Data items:

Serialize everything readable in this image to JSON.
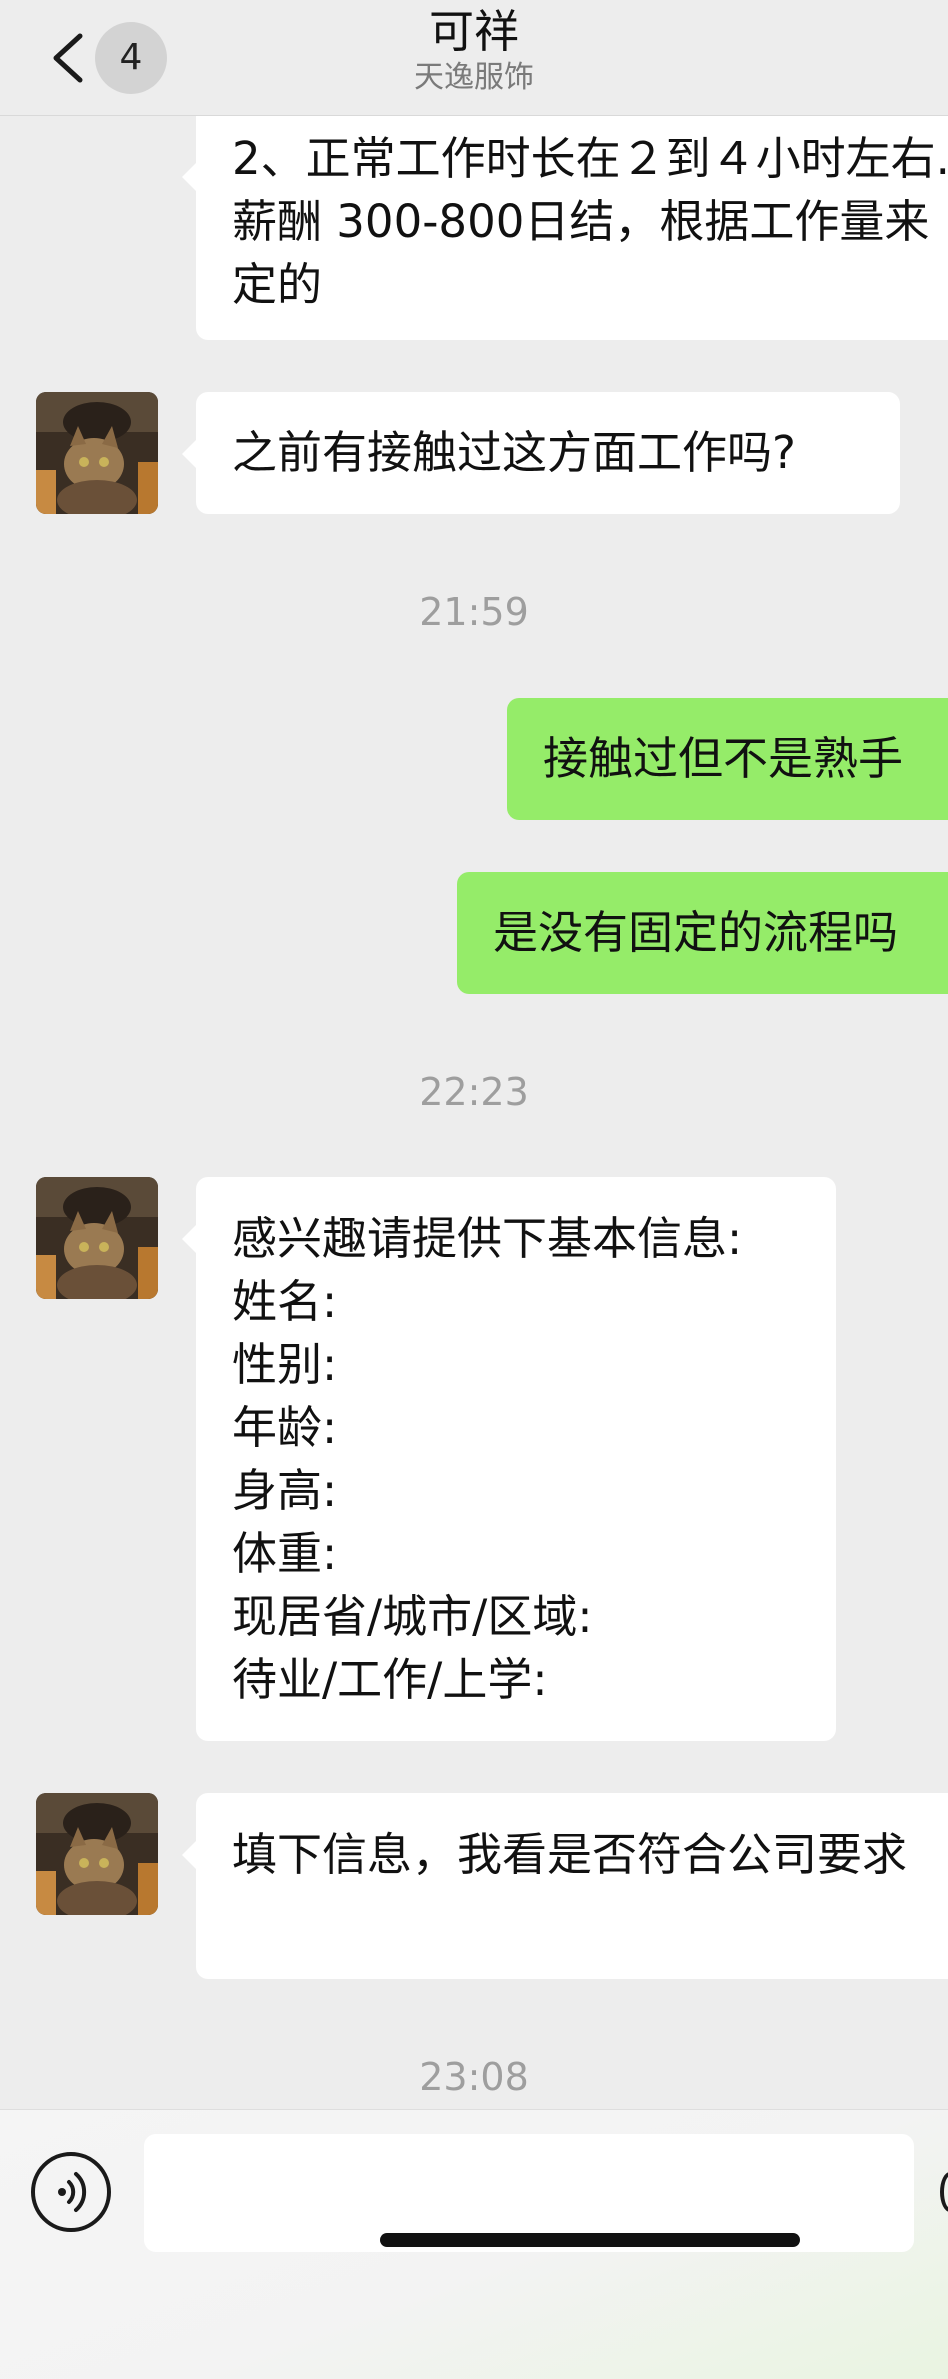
{
  "header": {
    "unread_count": "4",
    "title": "可祥",
    "subtitle": "天逸服饰"
  },
  "messages": [
    {
      "type": "incoming",
      "text": "2、正常工作时长在２到４小时左右.薪酬 300-800日结，根据工作量来定的"
    },
    {
      "type": "incoming",
      "text": "之前有接触过这方面工作吗?"
    },
    {
      "type": "timestamp",
      "text": "21:59"
    },
    {
      "type": "outgoing",
      "text": "接触过但不是熟手"
    },
    {
      "type": "outgoing",
      "text": "是没有固定的流程吗"
    },
    {
      "type": "timestamp",
      "text": "22:23"
    },
    {
      "type": "incoming",
      "text": "感兴趣请提供下基本信息:\n姓名:\n性别:\n年龄:\n身高:\n体重:\n现居省/城市/区域:\n待业/工作/上学:"
    },
    {
      "type": "incoming",
      "text": "填下信息，我看是否符合公司要求"
    },
    {
      "type": "timestamp",
      "text": "23:08"
    }
  ],
  "input": {
    "value": "",
    "placeholder": ""
  },
  "icons": {
    "back": "chevron-left-icon",
    "voice": "voice-icon",
    "emoji": "emoji-icon"
  },
  "colors": {
    "outgoing_bubble": "#95ec69",
    "incoming_bubble": "#ffffff",
    "background": "#ededed"
  }
}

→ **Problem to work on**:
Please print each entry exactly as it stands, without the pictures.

→ **Finished task**:
Serialize everything readable in this image to JSON.
{
  "header": {
    "unread_count": "4",
    "title": "可祥",
    "subtitle": "天逸服饰"
  },
  "messages": [
    {
      "type": "incoming",
      "text": "2、正常工作时长在２到４小时左右.薪酬 300-800日结，根据工作量来定的"
    },
    {
      "type": "incoming",
      "text": "之前有接触过这方面工作吗?"
    },
    {
      "type": "timestamp",
      "text": "21:59"
    },
    {
      "type": "outgoing",
      "text": "接触过但不是熟手"
    },
    {
      "type": "outgoing",
      "text": "是没有固定的流程吗"
    },
    {
      "type": "timestamp",
      "text": "22:23"
    },
    {
      "type": "incoming",
      "text": "感兴趣请提供下基本信息:\n姓名:\n性别:\n年龄:\n身高:\n体重:\n现居省/城市/区域:\n待业/工作/上学:"
    },
    {
      "type": "incoming",
      "text": "填下信息，我看是否符合公司要求"
    },
    {
      "type": "timestamp",
      "text": "23:08"
    }
  ],
  "input": {
    "value": "",
    "placeholder": ""
  },
  "icons": {
    "back": "chevron-left-icon",
    "voice": "voice-icon",
    "emoji": "emoji-icon"
  },
  "colors": {
    "outgoing_bubble": "#95ec69",
    "incoming_bubble": "#ffffff",
    "background": "#ededed"
  }
}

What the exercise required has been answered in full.